Researchers Find A Bluetooth Protocol Flaw Which Can Effect Millions Of Devices

Researchers Reveal A Bluetooth Protocol Flaw Which Could Effect Millions Of Devices

According to a study by a Swiss Research Institute, there is a flaw in a Bluetooth protocol that leaves millions of devices vulnerable to attacks.

The vulnerability which is called Bluetooth Impersonation AttackS (BIAS) allows hackers to pretend as a previously trusted device.

In this paper, we demonstrate that the Bluetooth standard contains vulnerabilities enabling an attacker to impersonate a device and to establish a secure connection with a victim, without possessing the long term key shared by the impersonated device and the victim,” researchers at the Swiss Federal Institute of Technology Lausanne said in their report.

In this study, more than 28 Bluetooth chips from giant companies like Apple, Cypress, Qualcomm, Intel, Samsung, and CSR on nearly three dozen devices were found to be vulnerable.

Unlike the sophisticated name of this device, the attack is neither that difficult nor required a lot of hardware. The research team said that an attacker needs little more than a Raspberry Pi and one can hijack any device like a laptop, smartwatch, cellular phone, or earphones.

Information about this vulnerability was given to the manufacturers last December. Some of the companies responded immediately and rolled out updates.

The Problem

When two Bluetooth devices pair, a long-term encryption key is exchanged and stored. This is why you see a list of previously connected devices and this helps to avoid the lengthy setup again.

The flaw is basically a device’s failure to check the authenticity of a malicious device pretending as a known previously connected device utilizing a captured long-term encryption key. First of all, the Bluetooth secure connection is not encrypted and in addition, mutual authentication is not required on subsequent hookups, and devices using secure connections can rely on older, less secure connection protocols that allow access to hackers.

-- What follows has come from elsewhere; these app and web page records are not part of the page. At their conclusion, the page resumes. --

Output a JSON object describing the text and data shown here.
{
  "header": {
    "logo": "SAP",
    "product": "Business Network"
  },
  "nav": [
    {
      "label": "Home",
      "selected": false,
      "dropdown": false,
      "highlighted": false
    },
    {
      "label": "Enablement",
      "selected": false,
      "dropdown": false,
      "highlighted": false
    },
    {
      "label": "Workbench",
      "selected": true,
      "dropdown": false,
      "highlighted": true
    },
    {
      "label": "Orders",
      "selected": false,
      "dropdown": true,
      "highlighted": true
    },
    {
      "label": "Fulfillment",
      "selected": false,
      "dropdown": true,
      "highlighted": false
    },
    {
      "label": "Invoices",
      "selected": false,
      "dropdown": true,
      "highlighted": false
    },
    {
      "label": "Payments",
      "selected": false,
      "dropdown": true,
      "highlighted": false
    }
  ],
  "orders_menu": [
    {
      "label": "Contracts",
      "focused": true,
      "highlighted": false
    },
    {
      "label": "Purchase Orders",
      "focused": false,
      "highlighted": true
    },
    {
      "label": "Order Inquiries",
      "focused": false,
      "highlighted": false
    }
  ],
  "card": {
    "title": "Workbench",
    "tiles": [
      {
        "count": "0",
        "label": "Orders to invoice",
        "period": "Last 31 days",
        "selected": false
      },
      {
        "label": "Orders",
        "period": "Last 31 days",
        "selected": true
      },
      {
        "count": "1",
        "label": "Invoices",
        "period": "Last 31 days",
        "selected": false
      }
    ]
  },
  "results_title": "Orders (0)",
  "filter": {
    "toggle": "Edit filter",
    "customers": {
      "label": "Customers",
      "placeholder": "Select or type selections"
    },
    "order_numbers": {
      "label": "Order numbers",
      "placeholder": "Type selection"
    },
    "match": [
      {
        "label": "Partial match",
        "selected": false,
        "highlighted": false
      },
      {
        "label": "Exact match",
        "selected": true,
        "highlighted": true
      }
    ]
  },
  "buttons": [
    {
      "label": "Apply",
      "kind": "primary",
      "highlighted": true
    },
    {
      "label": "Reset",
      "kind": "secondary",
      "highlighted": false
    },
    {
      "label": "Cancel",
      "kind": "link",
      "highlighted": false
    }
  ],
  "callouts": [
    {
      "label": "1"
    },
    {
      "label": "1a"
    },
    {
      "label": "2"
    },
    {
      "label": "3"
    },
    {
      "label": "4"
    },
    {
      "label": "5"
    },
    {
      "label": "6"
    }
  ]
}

The reports say, “Bluetooth specification contains vulnerabilities enabling to perform impersonation attacks during secure connection establishment. … Such vulnerabilities include the lack of mandatory mutual authentication, overly permissive role switching, and an authentication procedure downgrade.

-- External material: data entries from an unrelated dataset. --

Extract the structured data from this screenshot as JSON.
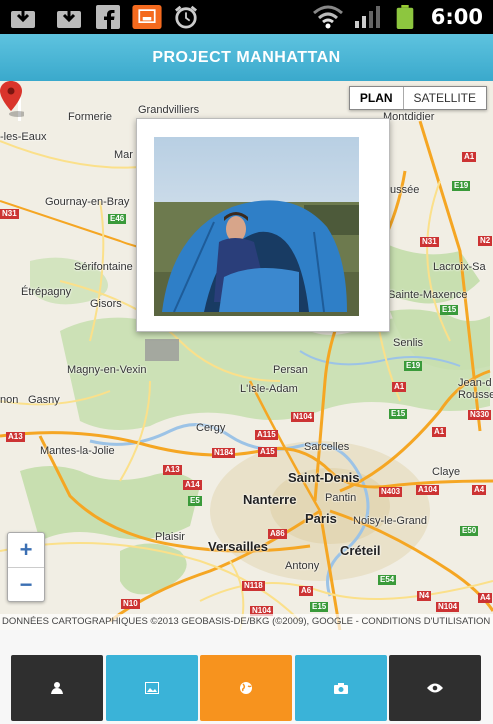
{
  "status_bar": {
    "time": "6:00",
    "icons": [
      "download-icon",
      "download-icon",
      "facebook-icon",
      "screen-icon",
      "alarm-icon",
      "wifi-icon",
      "signal-icon",
      "battery-icon"
    ]
  },
  "title_bar": {
    "title": "PROJECT MANHATTAN"
  },
  "map": {
    "type_control": {
      "plan_label": "PLAN",
      "satellite_label": "SATELLITE",
      "selected": "PLAN"
    },
    "zoom": {
      "in_label": "+",
      "out_label": "−"
    },
    "attribution": "DONNÉES CARTOGRAPHIQUES ©2013 GEOBASIS-DE/BKG (©2009), GOOGLE - CONDITIONS D'UTILISATION",
    "places": {
      "formerie": "Formerie",
      "grandvilliers": "Grandvilliers",
      "montdidier": "Montdidier",
      "les_eaux": "-les-Eaux",
      "mar": "Mar",
      "gournay": "Gournay-en-Bray",
      "serifontaine": "Sérifontaine",
      "etrepagny": "Étrépagny",
      "gisors": "Gisors",
      "usse": "ussée",
      "lacroix": "Lacroix-Sa",
      "sainte_maxence": "Sainte-Maxence",
      "senlis": "Senlis",
      "magny": "Magny-en-Vexin",
      "persan": "Persan",
      "lisle_adam": "L'Isle-Adam",
      "non": "non",
      "gasny": "Gasny",
      "jean_de": "Jean-d",
      "rousse": "Rousse",
      "cergy": "Cergy",
      "sarcelles": "Sarcelles",
      "mantes": "Mantes-la-Jolie",
      "claye": "Claye",
      "saint_denis": "Saint-Denis",
      "nanterre": "Nanterre",
      "pantin": "Pantin",
      "paris": "Paris",
      "noisy": "Noisy-le-Grand",
      "plaisir": "Plaisir",
      "versailles": "Versailles",
      "creteil": "Créteil",
      "antony": "Antony"
    },
    "shields": {
      "n31_left": "N31",
      "e46": "E46",
      "a1_top": "A1",
      "e19_top": "E19",
      "n31_right": "N31",
      "n2": "N2",
      "e15_top": "E15",
      "e19_mid": "E19",
      "a1_mid": "A1",
      "n330": "N330",
      "e15_mid": "E15",
      "n104_top": "N104",
      "a13_left": "A13",
      "a115": "A115",
      "n184": "N184",
      "a15": "A15",
      "a1_low": "A1",
      "a13_mid": "A13",
      "a14": "A14",
      "e5": "E5",
      "n403": "N403",
      "a104": "A104",
      "a4_right": "A4",
      "e50": "E50",
      "a86": "A86",
      "e54": "E54",
      "n118": "N118",
      "a6": "A6",
      "n10": "N10",
      "e15_bottom": "E15",
      "n104_bottom": "N104",
      "n4": "N4",
      "n104_right": "N104",
      "a4_bottom": "A4"
    }
  },
  "tabs": [
    {
      "name": "profile",
      "icon": "person-icon",
      "color": "#2f2f2f"
    },
    {
      "name": "gallery",
      "icon": "image-icon",
      "color": "#3ab3d8"
    },
    {
      "name": "map",
      "icon": "globe-icon",
      "color": "#f7931e",
      "active": true
    },
    {
      "name": "camera",
      "icon": "camera-icon",
      "color": "#3ab3d8"
    },
    {
      "name": "view",
      "icon": "eye-icon",
      "color": "#2f2f2f"
    }
  ],
  "colors": {
    "title_bar": "#4bb6d6",
    "tab_dark": "#2f2f2f",
    "tab_blue": "#3ab3d8",
    "tab_orange": "#f7931e",
    "marker": "#d9342b"
  }
}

Any standard-compliant Bluetooth device can be expected to be vulnerable,” the researchers add.

The Bluetooth Special Interest Group (SIG) that takes care of Bluetooth protocols said that it will be updating the Bluetooth Core Specification which will cover mutual authentication rules and will strengthen security protocols.

More Information

Leave a Comment

Your email address will not be published. Required fields are marked *

Scroll to Top